- Three dogs that appear in the book seem to have special significance. How do the black dog that interrupts the church service, the sick and injured dog that Tim kills out of sympathy, and the dog that attacks Francis the evening of his first night with Margie mark significant moments in the book? Why does Tim call the churchgoing dog, “as holy as anything else in this world?” What change can be observed in Francis when he watches his friend react so violently to the stray dog’s suffering? Why might a third dog appear before such an important moment in Francis’ young adult life?
- On the way to the wild animal park, Tim shares some wisdom from William Blake’s The Marriage of Heaven and Hell. How does the following quote apply to Tim’s life: “You never know what is enough until you know what is more than enough.”
- More than the other boys, Francis seems to feel especially close to Tim. Do you imagine that Tim feels the same way?
- Do you believe Francis really doubts the existence of God, or do you feel that he will regain a certain amount of faith as he grows older? Was he simply following Tim’s example, or was he thinking for himself?
- Should Blessed Heart be held responsible for the boys’ skepticism of religious doctrine, or were they helpless in the face of boyhood rebellion? Were the boys destined to question their faith?

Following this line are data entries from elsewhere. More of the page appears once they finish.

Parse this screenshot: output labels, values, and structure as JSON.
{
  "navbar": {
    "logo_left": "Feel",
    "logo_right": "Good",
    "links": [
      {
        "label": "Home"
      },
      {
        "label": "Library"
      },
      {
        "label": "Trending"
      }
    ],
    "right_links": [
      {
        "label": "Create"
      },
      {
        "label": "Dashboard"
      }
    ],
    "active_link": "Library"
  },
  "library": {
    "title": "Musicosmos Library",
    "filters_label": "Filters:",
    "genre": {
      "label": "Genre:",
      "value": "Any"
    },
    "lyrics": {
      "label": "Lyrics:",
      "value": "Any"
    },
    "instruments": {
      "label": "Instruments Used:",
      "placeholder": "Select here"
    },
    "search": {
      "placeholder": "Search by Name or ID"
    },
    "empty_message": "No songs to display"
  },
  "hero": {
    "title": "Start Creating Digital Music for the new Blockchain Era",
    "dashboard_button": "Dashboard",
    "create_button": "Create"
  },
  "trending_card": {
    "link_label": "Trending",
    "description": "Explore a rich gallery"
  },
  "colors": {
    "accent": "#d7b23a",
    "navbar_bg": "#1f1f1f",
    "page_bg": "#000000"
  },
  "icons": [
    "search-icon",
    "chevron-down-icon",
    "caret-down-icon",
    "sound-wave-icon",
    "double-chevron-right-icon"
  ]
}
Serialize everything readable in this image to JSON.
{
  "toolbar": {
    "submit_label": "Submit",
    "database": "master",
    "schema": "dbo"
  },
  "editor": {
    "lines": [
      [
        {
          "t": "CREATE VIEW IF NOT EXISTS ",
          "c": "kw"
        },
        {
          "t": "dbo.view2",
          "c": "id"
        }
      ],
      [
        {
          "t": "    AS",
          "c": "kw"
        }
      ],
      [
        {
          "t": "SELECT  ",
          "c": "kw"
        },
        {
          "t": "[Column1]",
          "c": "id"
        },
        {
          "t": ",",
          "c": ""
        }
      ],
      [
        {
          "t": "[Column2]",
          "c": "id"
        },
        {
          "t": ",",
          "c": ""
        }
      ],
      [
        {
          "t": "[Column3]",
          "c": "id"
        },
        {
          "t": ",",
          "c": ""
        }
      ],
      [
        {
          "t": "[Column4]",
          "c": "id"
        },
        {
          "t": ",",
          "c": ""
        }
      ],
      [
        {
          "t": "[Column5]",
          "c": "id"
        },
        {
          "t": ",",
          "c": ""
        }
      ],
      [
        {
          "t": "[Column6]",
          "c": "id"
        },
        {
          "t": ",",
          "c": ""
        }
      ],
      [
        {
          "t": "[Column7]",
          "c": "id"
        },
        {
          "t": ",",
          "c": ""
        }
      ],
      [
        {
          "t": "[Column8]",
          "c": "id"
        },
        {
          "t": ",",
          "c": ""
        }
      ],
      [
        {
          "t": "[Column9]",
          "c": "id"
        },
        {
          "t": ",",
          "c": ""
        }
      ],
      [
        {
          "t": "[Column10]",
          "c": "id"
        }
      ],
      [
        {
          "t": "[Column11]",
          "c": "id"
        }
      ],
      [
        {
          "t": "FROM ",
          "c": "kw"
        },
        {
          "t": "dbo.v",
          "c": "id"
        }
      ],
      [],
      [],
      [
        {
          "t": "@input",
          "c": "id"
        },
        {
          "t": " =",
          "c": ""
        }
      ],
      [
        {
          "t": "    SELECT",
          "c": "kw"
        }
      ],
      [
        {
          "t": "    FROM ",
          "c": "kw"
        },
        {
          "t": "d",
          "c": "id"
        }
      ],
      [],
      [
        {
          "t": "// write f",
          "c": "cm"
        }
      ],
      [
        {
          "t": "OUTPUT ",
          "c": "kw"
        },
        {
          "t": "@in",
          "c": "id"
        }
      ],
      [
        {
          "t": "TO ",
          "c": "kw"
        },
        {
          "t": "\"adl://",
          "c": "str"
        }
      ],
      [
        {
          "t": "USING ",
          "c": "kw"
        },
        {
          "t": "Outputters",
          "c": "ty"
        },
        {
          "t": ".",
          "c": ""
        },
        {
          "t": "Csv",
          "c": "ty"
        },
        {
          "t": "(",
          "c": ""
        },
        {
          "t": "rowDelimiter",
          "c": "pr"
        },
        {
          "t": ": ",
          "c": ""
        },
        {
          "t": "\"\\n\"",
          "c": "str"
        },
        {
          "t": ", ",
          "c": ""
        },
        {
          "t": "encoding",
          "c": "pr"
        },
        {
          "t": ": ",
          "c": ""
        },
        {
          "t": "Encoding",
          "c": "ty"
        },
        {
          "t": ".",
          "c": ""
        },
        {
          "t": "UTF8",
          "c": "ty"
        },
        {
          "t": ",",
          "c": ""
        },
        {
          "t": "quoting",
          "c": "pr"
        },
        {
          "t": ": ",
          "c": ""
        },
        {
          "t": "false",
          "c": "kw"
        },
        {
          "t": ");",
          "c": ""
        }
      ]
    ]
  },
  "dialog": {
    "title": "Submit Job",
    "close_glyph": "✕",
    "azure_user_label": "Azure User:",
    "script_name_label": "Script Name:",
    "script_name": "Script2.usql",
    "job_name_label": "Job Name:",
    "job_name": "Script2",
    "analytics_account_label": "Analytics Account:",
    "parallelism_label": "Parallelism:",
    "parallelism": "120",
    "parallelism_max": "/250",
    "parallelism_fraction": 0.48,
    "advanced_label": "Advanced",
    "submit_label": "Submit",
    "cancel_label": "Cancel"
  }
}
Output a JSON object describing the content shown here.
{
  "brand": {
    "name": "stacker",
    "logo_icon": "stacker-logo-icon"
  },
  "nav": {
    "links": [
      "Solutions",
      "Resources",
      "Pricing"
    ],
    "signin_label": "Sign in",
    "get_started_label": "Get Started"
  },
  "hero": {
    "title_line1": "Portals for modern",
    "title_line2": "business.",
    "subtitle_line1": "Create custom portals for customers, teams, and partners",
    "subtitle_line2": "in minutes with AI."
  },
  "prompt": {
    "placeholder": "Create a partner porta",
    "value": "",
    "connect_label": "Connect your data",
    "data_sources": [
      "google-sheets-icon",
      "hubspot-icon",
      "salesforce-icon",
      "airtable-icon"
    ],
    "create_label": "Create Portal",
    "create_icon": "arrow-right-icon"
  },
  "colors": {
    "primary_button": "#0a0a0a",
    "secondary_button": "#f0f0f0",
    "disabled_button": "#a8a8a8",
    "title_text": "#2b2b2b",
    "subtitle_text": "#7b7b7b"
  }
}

- Why is the eighth chapter titled “Southern Gothic?” In what ways does the content and narrative style of this portion of the book recall the traditions of southern gothic literature? Should the title be seen as sarcastic, referential, or both?
- Why, in the chapter “Welcome to Horrible Movies,” does Francis say, “I thought this must be how it felt to be married.”?
- Consider Francis’ discussion of Friday night horror movies on page 145. How might his reaction to the movies reference the course of the book in general?
- Does it seem out of character when Francis punches his reflection in Margie’s mirror?
- Do you think Francis tells Margie that he saw the ghost? Should he?
- Discuss Craig Dockery’s character. He is initially presented as a cowardly bully, but in what ways is he also portrayed sympathetically?
- In a tragic way, the gang succeeds in accomplishing with the Wildcat Caper what they set about to do. Do you think Tim would be pleased to know that they are now infamous, even though he paid with his life?
- Do you agree with Rusty’s comment that Tim was destined to die young, or do you see it as an attempt to assign meaning to a seemingly senseless loss? If Tim lived to be an adult, what do you think he would be like?
- At the end of the novel, Francis refers to those early parts of life “when things could still happen for the first time,” and when the company one kept determined to a large degree who that person would grow up to be. Do you have certain memories that stand out above others as shaping a part of your adult character?
- Francis’ stories are recalled with such detail and clarity. Do you have a sense of his age as he narrates? Does the last chapter change or confirm your assumptions?
- Do Tim and Francis journey together or apart?
Also of interest
The Dangerous Lives of Altar Boys, a film directed by Peter Care, starring Emile Hirsch (as Francis Doyle), Kieran Culkin (as Tim Sullivan), Jena Malone (as Margie Flynn), Jodie Foster (as Sister Assumpta), and Vincent D’Onofrio (as Father Casey).